[Opening Records for this exercise section]

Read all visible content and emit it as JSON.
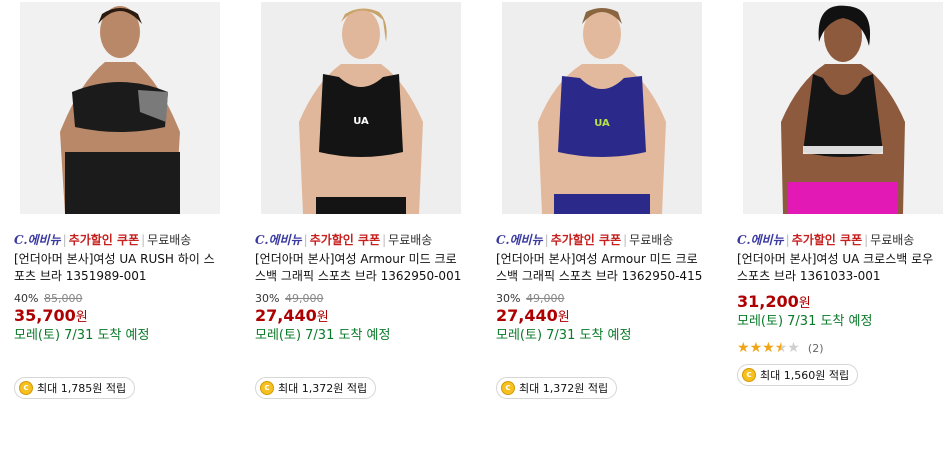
{
  "products": [
    {
      "shop": "C.에비뉴",
      "coupon": "추가할인 쿠폰",
      "shipping": "무료배송",
      "title_line1": "[언더아머 본사]여성 UA RUSH 하이 스",
      "title_line2": "포츠 브라 1351989-001",
      "discount_pct": "40%",
      "original_price": "85,000",
      "price": "35,700",
      "currency": "원",
      "delivery": "모레(토) 7/31 도착 예정",
      "reward": "최대 1,785원 적립",
      "image_colors": {
        "bg": "#f1f1f1",
        "top": "#1b1b1b",
        "accent": "#7a7a7a",
        "skin": "#b98868"
      }
    },
    {
      "shop": "C.에비뉴",
      "coupon": "추가할인 쿠폰",
      "shipping": "무료배송",
      "title_line1": "[언더아머 본사]여성 Armour 미드 크로",
      "title_line2": "스백 그래픽 스포츠 브라 1362950-001",
      "discount_pct": "30%",
      "original_price": "49,000",
      "price": "27,440",
      "currency": "원",
      "delivery": "모레(토) 7/31 도착 예정",
      "reward": "최대 1,372원 적립",
      "image_colors": {
        "bg": "#eeeeee",
        "top": "#141414",
        "accent": "#ffffff",
        "skin": "#e0b79a"
      }
    },
    {
      "shop": "C.에비뉴",
      "coupon": "추가할인 쿠폰",
      "shipping": "무료배송",
      "title_line1": "[언더아머 본사]여성 Armour 미드 크로",
      "title_line2": "스백 그래픽 스포츠 브라 1362950-415",
      "discount_pct": "30%",
      "original_price": "49,000",
      "price": "27,440",
      "currency": "원",
      "delivery": "모레(토) 7/31 도착 예정",
      "reward": "최대 1,372원 적립",
      "image_colors": {
        "bg": "#eeeeee",
        "top": "#2b2a8a",
        "accent": "#b5e24a",
        "skin": "#e2b99c"
      }
    },
    {
      "shop": "C.에비뉴",
      "coupon": "추가할인 쿠폰",
      "shipping": "무료배송",
      "title_line1": "[언더아머 본사]여성 UA 크로스백 로우",
      "title_line2": "스포츠 브라 1361033-001",
      "price": "31,200",
      "currency": "원",
      "delivery": "모레(토) 7/31 도착 예정",
      "rating": 3.5,
      "review_count": "(2)",
      "reward": "최대 1,560원 적립",
      "image_colors": {
        "bg": "#f1f1f1",
        "top": "#151515",
        "accent": "#e319b5",
        "skin": "#8e5a3d"
      }
    }
  ],
  "colors": {
    "coupon": "#c6201f",
    "price": "#ae0000",
    "delivery": "#0a7a2a",
    "shop": "#3a3aa0",
    "star": "#f0a515"
  }
}
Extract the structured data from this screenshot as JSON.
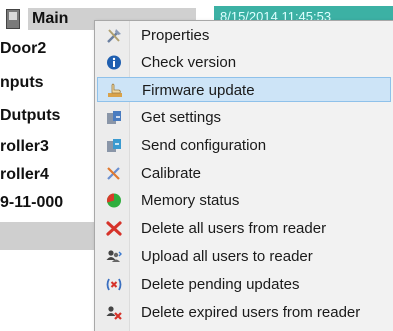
{
  "tree": {
    "root_label": "Main",
    "top_bar_text": "8/15/2014 11:45:53",
    "items": [
      "Door2",
      "nputs",
      "Dutputs",
      "roller3",
      "roller4",
      "9-11-000"
    ]
  },
  "context_menu": {
    "items": [
      {
        "label": "Properties",
        "icon": "tools-icon"
      },
      {
        "label": "Check version",
        "icon": "info-icon"
      },
      {
        "label": "Firmware update",
        "icon": "hand-pointer-icon"
      },
      {
        "label": "Get settings",
        "icon": "get-settings-icon"
      },
      {
        "label": "Send configuration",
        "icon": "send-configuration-icon"
      },
      {
        "label": "Calibrate",
        "icon": "calibrate-icon"
      },
      {
        "label": "Memory status",
        "icon": "pie-chart-icon"
      },
      {
        "label": "Delete all users from reader",
        "icon": "red-x-icon"
      },
      {
        "label": "Upload all users to reader",
        "icon": "users-upload-icon"
      },
      {
        "label": "Delete pending updates",
        "icon": "delete-pending-icon"
      },
      {
        "label": "Delete expired users from reader",
        "icon": "delete-expired-users-icon"
      }
    ],
    "selected_index": 2
  },
  "colors": {
    "selection_fill": "#cde4f7",
    "selection_border": "#8fc1ea",
    "top_bar": "#3cb1a4"
  }
}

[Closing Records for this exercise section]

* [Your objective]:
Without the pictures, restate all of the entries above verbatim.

* [Your response]:
Read all visible content and emit it as JSON.
{
  "products": [
    {
      "shop": "C.에비뉴",
      "coupon": "추가할인 쿠폰",
      "shipping": "무료배송",
      "title_line1": "[언더아머 본사]여성 UA RUSH 하이 스",
      "title_line2": "포츠 브라 1351989-001",
      "discount_pct": "40%",
      "original_price": "85,000",
      "price": "35,700",
      "currency": "원",
      "delivery": "모레(토) 7/31 도착 예정",
      "reward": "최대 1,785원 적립",
      "image_colors": {
        "bg": "#f1f1f1",
        "top": "#1b1b1b",
        "accent": "#7a7a7a",
        "skin": "#b98868"
      }
    },
    {
      "shop": "C.에비뉴",
      "coupon": "추가할인 쿠폰",
      "shipping": "무료배송",
      "title_line1": "[언더아머 본사]여성 Armour 미드 크로",
      "title_line2": "스백 그래픽 스포츠 브라 1362950-001",
      "discount_pct": "30%",
      "original_price": "49,000",
      "price": "27,440",
      "currency": "원",
      "delivery": "모레(토) 7/31 도착 예정",
      "reward": "최대 1,372원 적립",
      "image_colors": {
        "bg": "#eeeeee",
        "top": "#141414",
        "accent": "#ffffff",
        "skin": "#e0b79a"
      }
    },
    {
      "shop": "C.에비뉴",
      "coupon": "추가할인 쿠폰",
      "shipping": "무료배송",
      "title_line1": "[언더아머 본사]여성 Armour 미드 크로",
      "title_line2": "스백 그래픽 스포츠 브라 1362950-415",
      "discount_pct": "30%",
      "original_price": "49,000",
      "price": "27,440",
      "currency": "원",
      "delivery": "모레(토) 7/31 도착 예정",
      "reward": "최대 1,372원 적립",
      "image_colors": {
        "bg": "#eeeeee",
        "top": "#2b2a8a",
        "accent": "#b5e24a",
        "skin": "#e2b99c"
      }
    },
    {
      "shop": "C.에비뉴",
      "coupon": "추가할인 쿠폰",
      "shipping": "무료배송",
      "title_line1": "[언더아머 본사]여성 UA 크로스백 로우",
      "title_line2": "스포츠 브라 1361033-001",
      "price": "31,200",
      "currency": "원",
      "delivery": "모레(토) 7/31 도착 예정",
      "rating": 3.5,
      "review_count": "(2)",
      "reward": "최대 1,560원 적립",
      "image_colors": {
        "bg": "#f1f1f1",
        "top": "#151515",
        "accent": "#e319b5",
        "skin": "#8e5a3d"
      }
    }
  ],
  "colors": {
    "coupon": "#c6201f",
    "price": "#ae0000",
    "delivery": "#0a7a2a",
    "shop": "#3a3aa0",
    "star": "#f0a515"
  }
}
Extract the structured data from this screenshot as JSON.
{
  "tree": {
    "root_label": "Main",
    "top_bar_text": "8/15/2014 11:45:53",
    "items": [
      "Door2",
      "nputs",
      "Dutputs",
      "roller3",
      "roller4",
      "9-11-000"
    ]
  },
  "context_menu": {
    "items": [
      {
        "label": "Properties",
        "icon": "tools-icon"
      },
      {
        "label": "Check version",
        "icon": "info-icon"
      },
      {
        "label": "Firmware update",
        "icon": "hand-pointer-icon"
      },
      {
        "label": "Get settings",
        "icon": "get-settings-icon"
      },
      {
        "label": "Send configuration",
        "icon": "send-configuration-icon"
      },
      {
        "label": "Calibrate",
        "icon": "calibrate-icon"
      },
      {
        "label": "Memory status",
        "icon": "pie-chart-icon"
      },
      {
        "label": "Delete all users from reader",
        "icon": "red-x-icon"
      },
      {
        "label": "Upload all users to reader",
        "icon": "users-upload-icon"
      },
      {
        "label": "Delete pending updates",
        "icon": "delete-pending-icon"
      },
      {
        "label": "Delete expired users from reader",
        "icon": "delete-expired-users-icon"
      }
    ],
    "selected_index": 2
  },
  "colors": {
    "selection_fill": "#cde4f7",
    "selection_border": "#8fc1ea",
    "top_bar": "#3cb1a4"
  }
}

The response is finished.